## [Exercise prompt]
I'd like every entry returned exactly as it is, with the images left out.

═══ Data supplied ═══

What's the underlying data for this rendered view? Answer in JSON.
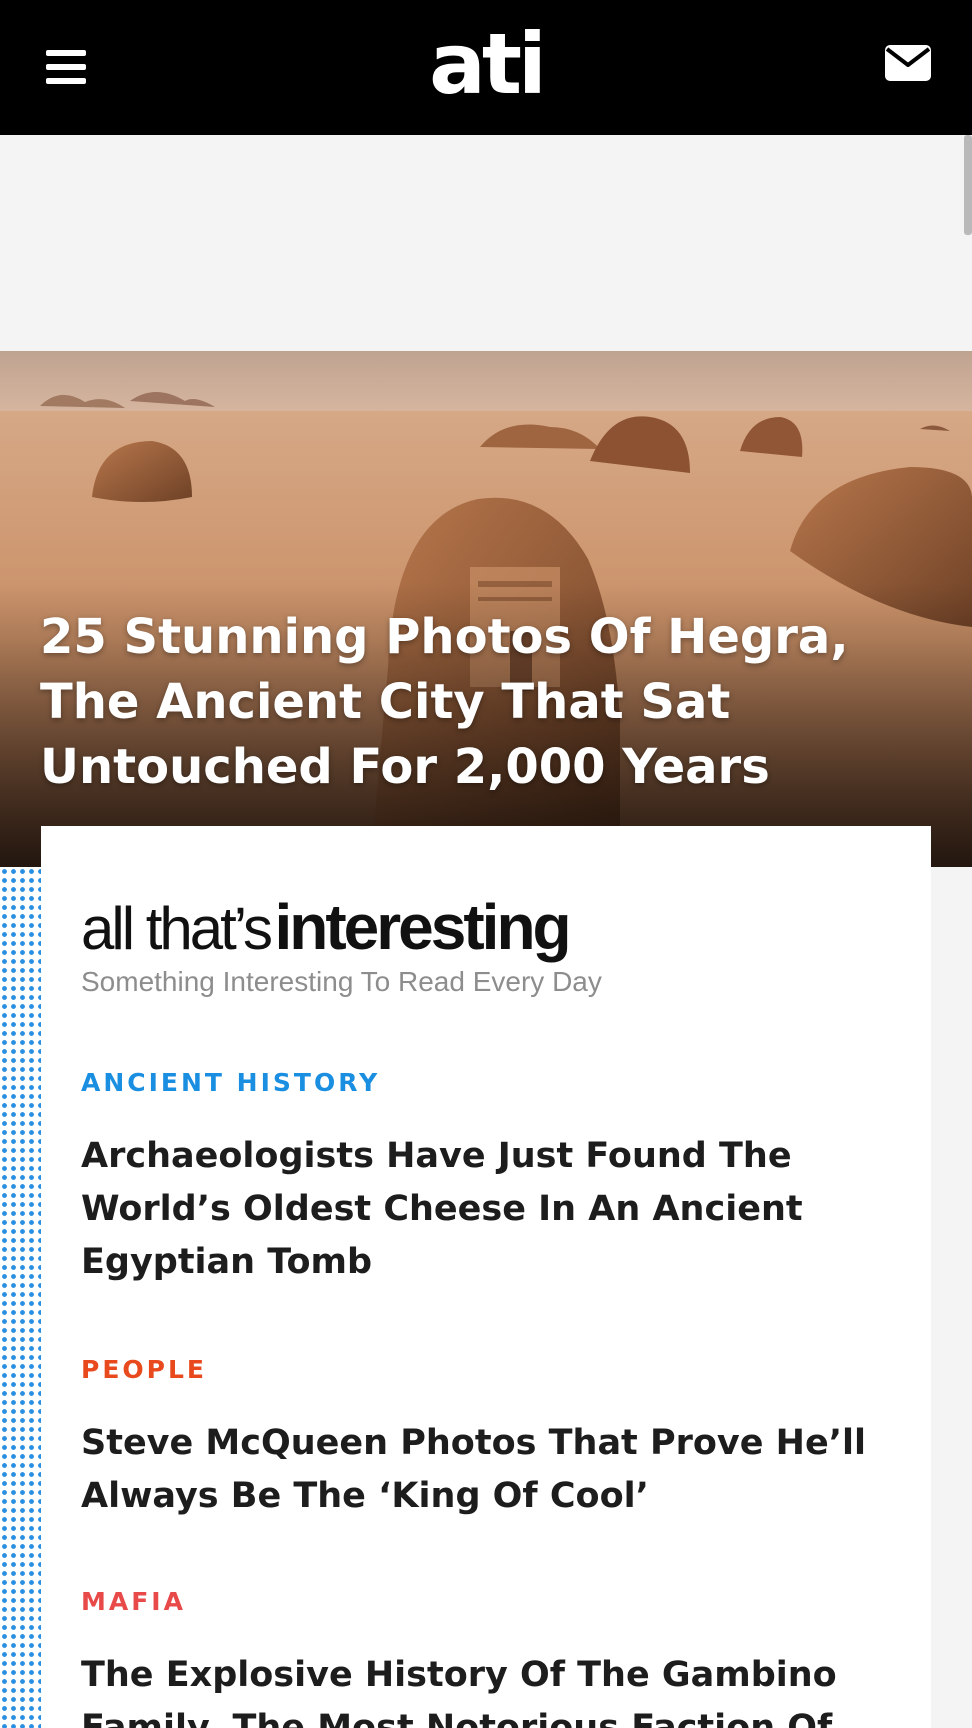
{
  "header": {
    "logo_text": "ati",
    "menu_icon": "hamburger-icon",
    "mail_icon": "envelope-icon"
  },
  "hero": {
    "title": "25 Stunning Photos Of Hegra, The Ancient City That Sat Untouched For 2,000 Years"
  },
  "card": {
    "brand_light": "all that’s",
    "brand_bold": "interesting",
    "tagline": "Something Interesting To Read Every Day",
    "articles": [
      {
        "category": "ANCIENT HISTORY",
        "category_color": "#1a8ee0",
        "title": "Archaeologists Have Just Found The World’s Oldest Cheese In An Ancient Egyptian Tomb"
      },
      {
        "category": "PEOPLE",
        "category_color": "#e8491d",
        "title": "Steve McQueen Photos That Prove He’ll Always Be The ‘King Of Cool’"
      },
      {
        "category": "MAFIA",
        "category_color": "#e84a4a",
        "title": "The Explosive History Of The Gambino Family, The Most Notorious Faction Of"
      }
    ]
  },
  "colors": {
    "header_bg": "#000000",
    "page_bg": "#f4f4f4",
    "dot_blue": "#2a8fe0"
  }
}
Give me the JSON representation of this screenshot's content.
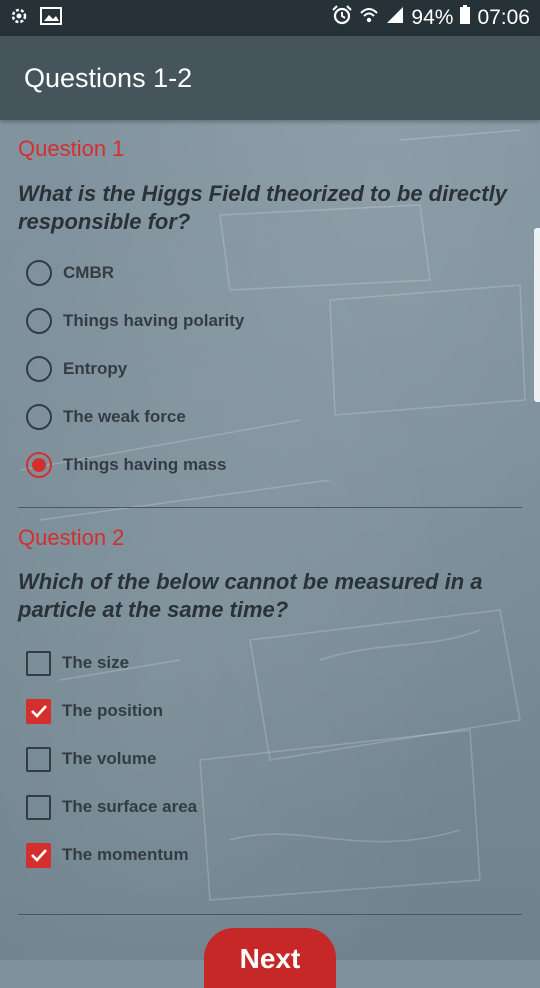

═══

## [Exercise result]
What's the underlying data for this rendered view? Answer in JSON.
{
  "header": {
    "logo_text": "ati",
    "menu_icon": "hamburger-icon",
    "mail_icon": "envelope-icon"
  },
  "hero": {
    "title": "25 Stunning Photos Of Hegra, The Ancient City That Sat Untouched For 2,000 Years"
  },
  "card": {
    "brand_light": "all that’s",
    "brand_bold": "interesting",
    "tagline": "Something Interesting To Read Every Day",
    "articles": [
      {
        "category": "ANCIENT HISTORY",
        "category_color": "#1a8ee0",
        "title": "Archaeologists Have Just Found The World’s Oldest Cheese In An Ancient Egyptian Tomb"
      },
      {
        "category": "PEOPLE",
        "category_color": "#e8491d",
        "title": "Steve McQueen Photos That Prove He’ll Always Be The ‘King Of Cool’"
      },
      {
        "category": "MAFIA",
        "category_color": "#e84a4a",
        "title": "The Explosive History Of The Gambino Family, The Most Notorious Faction Of"
      }
    ]
  },
  "colors": {
    "header_bg": "#000000",
    "page_bg": "#f4f4f4",
    "dot_blue": "#2a8fe0"
  }
}
Give me the JSON representation of this screenshot's content.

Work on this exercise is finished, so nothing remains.